Your friend is treating you in a different way than they used to. Maybe they said some hurtful things or lashed out at you or they are pulling away from you.
You have a teenager who is making poor choices. You are concerned that the choices will cause him or her harm and will result in negative situations in the future.
You have an adult son or daughter who didn’t heed the wisdom you gave them and now you grieve to see them suffer the consequences of their choices.
You have a spouse or other family member who persists in self destructive behavior.
A friend or family member let you down because they did not follow through on a commitment they made to you.
There are many variations of these scenarios when someone’s choices cause you disappointment.
What do you do?
The situation is out of your control and yet it’s affecting you because you care about the other person’s welfare. Maybe their choices even caused you harm.
You know you cannot control them and yet it’s difficult to let go.
Here’s 7 steps to help you deal with your disappointments and to let go.
1. Recognize that the only person you can control is you. As much as you would like, you simply cannot control another person’s choices.
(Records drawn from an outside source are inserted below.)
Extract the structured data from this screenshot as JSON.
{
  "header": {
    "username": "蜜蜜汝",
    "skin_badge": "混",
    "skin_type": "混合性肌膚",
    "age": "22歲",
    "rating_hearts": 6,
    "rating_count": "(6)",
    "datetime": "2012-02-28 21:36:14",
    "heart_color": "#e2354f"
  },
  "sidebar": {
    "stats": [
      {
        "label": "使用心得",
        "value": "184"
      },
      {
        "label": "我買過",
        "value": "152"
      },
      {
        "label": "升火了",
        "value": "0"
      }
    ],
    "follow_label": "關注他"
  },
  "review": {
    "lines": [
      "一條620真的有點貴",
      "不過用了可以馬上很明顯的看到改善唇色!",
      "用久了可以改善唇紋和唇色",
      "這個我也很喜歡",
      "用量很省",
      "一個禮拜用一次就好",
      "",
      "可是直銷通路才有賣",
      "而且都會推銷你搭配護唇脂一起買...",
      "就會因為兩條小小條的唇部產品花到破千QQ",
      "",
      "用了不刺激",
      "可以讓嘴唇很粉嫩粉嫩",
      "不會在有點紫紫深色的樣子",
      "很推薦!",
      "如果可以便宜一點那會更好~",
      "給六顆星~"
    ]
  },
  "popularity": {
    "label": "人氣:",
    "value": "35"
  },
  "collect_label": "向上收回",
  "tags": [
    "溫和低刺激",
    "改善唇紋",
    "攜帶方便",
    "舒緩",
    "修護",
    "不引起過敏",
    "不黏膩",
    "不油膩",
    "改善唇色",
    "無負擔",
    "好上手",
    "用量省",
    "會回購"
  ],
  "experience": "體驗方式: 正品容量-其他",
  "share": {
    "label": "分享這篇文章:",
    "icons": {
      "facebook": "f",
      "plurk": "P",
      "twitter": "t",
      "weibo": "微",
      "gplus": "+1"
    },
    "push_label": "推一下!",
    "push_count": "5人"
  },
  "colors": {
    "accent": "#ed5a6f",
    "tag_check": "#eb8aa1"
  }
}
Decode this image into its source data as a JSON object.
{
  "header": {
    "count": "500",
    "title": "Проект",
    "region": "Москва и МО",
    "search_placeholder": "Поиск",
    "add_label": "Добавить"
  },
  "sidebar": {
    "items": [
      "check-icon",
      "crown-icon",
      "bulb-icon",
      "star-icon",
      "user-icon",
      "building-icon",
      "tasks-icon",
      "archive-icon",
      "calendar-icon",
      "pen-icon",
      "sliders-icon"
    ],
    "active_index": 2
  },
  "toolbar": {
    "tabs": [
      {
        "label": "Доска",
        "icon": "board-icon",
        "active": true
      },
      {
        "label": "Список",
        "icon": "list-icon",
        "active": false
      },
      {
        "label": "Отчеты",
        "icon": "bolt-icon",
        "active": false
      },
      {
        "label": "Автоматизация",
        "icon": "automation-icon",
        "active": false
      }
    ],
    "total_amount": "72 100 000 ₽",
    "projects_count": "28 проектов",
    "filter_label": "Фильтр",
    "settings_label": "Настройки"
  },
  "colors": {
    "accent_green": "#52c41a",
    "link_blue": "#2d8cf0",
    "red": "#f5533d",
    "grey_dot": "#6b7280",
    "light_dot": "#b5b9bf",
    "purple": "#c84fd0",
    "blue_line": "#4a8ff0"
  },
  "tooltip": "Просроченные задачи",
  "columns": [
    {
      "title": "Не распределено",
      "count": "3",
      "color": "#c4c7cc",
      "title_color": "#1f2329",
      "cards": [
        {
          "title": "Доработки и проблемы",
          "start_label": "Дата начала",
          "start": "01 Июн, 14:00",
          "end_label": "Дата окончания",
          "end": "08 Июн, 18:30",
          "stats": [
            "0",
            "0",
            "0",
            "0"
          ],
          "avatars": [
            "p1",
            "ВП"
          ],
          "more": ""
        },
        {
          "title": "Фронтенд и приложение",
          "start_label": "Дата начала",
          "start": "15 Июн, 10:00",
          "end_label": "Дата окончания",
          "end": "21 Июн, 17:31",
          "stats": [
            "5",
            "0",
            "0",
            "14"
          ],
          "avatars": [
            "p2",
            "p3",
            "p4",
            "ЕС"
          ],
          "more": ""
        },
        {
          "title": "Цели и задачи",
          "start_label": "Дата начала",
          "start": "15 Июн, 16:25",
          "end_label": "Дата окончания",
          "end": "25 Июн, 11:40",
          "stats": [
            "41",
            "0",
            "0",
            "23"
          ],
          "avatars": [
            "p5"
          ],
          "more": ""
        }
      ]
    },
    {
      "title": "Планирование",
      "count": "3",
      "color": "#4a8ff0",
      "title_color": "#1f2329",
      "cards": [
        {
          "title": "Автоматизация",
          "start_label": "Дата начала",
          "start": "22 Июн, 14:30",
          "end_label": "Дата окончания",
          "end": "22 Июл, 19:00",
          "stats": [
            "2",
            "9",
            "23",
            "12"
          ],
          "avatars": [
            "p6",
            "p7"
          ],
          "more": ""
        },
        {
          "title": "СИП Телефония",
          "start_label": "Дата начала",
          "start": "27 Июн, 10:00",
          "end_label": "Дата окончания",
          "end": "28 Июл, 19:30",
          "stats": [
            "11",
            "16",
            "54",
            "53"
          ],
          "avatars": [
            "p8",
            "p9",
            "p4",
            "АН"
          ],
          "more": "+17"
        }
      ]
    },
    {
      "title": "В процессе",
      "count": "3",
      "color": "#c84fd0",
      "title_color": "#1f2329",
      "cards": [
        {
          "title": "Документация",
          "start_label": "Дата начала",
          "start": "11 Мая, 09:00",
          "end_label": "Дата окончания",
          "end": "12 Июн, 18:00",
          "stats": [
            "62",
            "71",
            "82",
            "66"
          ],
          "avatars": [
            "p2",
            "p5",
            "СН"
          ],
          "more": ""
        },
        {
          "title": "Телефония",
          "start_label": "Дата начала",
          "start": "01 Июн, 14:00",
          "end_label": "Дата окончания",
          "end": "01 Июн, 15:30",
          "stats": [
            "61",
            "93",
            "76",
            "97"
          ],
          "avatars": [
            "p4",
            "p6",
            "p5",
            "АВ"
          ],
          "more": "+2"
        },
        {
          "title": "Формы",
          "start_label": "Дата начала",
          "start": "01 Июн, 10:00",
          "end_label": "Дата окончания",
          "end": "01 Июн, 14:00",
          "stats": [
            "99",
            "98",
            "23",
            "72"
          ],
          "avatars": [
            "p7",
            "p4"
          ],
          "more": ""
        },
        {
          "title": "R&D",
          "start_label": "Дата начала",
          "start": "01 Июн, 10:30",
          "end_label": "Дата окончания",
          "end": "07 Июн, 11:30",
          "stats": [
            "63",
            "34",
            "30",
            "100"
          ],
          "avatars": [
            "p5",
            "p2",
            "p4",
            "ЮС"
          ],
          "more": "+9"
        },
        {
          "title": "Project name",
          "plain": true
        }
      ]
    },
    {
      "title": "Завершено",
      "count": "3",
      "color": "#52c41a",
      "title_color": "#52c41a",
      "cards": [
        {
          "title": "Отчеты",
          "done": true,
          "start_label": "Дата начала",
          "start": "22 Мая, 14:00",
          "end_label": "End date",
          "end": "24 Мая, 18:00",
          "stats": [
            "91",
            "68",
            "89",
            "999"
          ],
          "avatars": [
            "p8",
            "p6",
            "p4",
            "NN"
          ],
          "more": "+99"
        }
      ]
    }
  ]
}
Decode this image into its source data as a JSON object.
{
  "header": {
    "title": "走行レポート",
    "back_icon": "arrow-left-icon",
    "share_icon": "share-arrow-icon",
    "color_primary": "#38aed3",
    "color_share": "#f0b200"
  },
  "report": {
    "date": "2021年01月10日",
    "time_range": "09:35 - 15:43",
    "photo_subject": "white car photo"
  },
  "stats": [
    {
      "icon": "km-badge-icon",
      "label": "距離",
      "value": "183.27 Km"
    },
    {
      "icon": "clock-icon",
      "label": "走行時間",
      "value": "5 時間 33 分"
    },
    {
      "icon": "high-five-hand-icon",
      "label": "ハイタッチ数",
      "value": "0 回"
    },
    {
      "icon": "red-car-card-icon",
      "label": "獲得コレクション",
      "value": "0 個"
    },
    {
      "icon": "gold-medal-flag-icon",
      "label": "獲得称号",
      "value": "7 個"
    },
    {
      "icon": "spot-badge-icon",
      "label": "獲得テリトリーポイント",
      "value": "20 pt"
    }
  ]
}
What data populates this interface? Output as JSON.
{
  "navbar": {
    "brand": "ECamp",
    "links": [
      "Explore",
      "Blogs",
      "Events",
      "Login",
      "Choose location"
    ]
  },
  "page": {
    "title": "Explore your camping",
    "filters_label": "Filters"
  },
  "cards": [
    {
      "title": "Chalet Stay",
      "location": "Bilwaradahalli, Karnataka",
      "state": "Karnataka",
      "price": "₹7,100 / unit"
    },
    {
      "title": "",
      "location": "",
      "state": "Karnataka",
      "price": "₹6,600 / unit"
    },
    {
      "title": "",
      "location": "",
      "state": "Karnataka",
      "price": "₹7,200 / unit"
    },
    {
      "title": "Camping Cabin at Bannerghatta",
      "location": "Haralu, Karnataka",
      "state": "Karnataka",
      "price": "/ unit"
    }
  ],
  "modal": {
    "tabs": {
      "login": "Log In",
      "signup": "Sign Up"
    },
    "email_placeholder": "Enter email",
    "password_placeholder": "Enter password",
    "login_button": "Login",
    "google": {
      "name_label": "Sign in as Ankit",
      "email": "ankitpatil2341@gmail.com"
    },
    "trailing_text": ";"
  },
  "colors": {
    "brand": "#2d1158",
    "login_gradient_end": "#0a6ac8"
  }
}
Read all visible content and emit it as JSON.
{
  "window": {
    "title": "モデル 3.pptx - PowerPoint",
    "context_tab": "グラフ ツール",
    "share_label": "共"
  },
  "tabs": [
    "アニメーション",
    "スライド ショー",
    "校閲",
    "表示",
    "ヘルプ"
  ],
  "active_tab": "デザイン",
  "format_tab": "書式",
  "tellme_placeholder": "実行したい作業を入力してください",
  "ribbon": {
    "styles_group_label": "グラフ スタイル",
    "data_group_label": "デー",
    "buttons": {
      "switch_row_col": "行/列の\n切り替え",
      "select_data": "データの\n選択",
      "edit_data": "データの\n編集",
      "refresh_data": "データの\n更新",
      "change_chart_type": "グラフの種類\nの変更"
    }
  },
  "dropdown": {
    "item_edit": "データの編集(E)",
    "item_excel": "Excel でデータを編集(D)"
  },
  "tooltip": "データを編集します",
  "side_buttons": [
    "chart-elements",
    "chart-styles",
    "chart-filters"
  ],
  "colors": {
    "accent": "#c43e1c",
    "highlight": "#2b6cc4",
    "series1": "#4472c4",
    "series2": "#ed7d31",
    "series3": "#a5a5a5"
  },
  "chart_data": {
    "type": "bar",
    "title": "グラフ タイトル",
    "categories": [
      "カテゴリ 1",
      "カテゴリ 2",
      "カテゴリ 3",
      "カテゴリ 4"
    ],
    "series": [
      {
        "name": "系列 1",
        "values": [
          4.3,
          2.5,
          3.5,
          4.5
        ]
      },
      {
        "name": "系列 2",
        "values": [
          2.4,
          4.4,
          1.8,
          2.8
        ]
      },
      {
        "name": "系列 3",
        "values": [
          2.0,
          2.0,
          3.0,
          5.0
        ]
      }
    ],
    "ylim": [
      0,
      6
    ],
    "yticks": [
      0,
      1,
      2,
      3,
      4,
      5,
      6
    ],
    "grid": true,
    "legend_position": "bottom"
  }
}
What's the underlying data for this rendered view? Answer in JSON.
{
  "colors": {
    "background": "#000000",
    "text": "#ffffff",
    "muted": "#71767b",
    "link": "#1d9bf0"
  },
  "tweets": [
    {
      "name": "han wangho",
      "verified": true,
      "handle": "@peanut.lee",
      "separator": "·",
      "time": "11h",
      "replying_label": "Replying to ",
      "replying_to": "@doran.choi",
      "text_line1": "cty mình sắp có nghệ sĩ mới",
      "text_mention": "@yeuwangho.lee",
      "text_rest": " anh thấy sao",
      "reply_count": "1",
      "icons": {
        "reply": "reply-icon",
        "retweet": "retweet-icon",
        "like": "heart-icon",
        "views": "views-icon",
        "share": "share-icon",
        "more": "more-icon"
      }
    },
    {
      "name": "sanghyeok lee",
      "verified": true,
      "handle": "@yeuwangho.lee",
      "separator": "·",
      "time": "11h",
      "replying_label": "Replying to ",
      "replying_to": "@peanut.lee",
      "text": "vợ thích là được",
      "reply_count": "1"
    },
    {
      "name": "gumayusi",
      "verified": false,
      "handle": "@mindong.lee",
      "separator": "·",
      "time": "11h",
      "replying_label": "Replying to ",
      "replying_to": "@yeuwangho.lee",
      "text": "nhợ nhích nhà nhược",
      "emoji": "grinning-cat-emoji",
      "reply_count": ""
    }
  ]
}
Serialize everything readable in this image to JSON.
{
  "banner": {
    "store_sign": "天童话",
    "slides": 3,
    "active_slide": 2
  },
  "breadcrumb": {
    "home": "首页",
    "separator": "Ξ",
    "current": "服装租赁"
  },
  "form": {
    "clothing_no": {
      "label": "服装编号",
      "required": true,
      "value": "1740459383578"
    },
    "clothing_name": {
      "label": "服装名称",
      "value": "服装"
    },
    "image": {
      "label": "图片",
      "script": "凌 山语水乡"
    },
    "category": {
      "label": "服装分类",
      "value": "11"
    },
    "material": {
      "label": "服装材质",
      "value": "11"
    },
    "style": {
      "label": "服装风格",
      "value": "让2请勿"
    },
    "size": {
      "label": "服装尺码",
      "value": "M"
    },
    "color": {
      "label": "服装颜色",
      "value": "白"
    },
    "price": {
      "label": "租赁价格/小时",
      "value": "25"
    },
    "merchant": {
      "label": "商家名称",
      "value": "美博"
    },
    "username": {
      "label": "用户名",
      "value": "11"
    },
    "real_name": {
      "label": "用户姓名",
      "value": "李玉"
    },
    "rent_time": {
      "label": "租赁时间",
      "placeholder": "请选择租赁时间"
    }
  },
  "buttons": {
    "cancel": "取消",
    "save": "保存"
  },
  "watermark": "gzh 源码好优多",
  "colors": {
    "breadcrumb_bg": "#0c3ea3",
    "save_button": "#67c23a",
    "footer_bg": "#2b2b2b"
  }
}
You can influence them. You can warn them. You can share your wisdom with them. If they are teenagers living with you, you can set up consequences but you cannot control them. Sometimes you have to let the ones you love make mistakes so they will learn and grow.
2. Acknowledge your feelings of anger, frustration, distress, anxiety and sadness. Whatever you may be feeling, own your feelings. Whenever someone makes poor choices, not only do they lose, you lose too. There is a normal grieving process you go through whenever you experience loss. Recognize that and let yourself have those feelings. This will also trigger issues for you that you need to deal with so it helps to realize this is an opportunity to grow.
3. Process your feelings. Call a trusted friend or adviser or email them. Or pull away to a quiet place where you can write and think to process your feelings.
4. Do something else physical. I know a friend who when she’s upset, she cleans. I would like to have that kind of reaction. LOL. There may be other physical activities that work for you. Maybe it’s focusing on a task or work. There’s something about doing something else you can control that helps you begin to deal with what you can’t control.
5. Do something fun or creative. This can get your mind off the situation and bring refreshment and sometimes while you do these other things, solutions come to you.
6. Let go and let God. Pray and ask God shed His light on the situation, to give you wisdom to help you understand yourself and the other person. Trust that God is going to work for your good and for the good of other person. Even mistakes can be used for good as lessons are learned from experiencing consequences. Ask Him to bring your heart to a place of peace and rest and to help you to let go. Ask trusted friends to pray.
7. If the circumstance or person allows it, share your thoughts, feelings and concerns with them. Sometimes things are too volatile to share in person. Then you can write an email or letter and send it or give it to the person. This helps you to process it and to let it go. Other times, it’s not wise to continue to engage with the person. If you cannot give the letter to them or it’s not wise to do so, write it anyway and keep to yourself. It will help you process your own thoughts and feelings and bring clarity to you.
These steps will start you on the road of letting go of what you can’t control and taking responsibility for what you can control. You may be able to process through these steps quickly and move on.
However if you are deeply involved and their choices affect you significantly, it can take some time. Give yourself that time. Keep on going through the steps above until you can let go. Then you will find a place of peace in your own heart.
“Give all your worries and cares to God, for he cares about you.” I Peter 5:7 (NIV)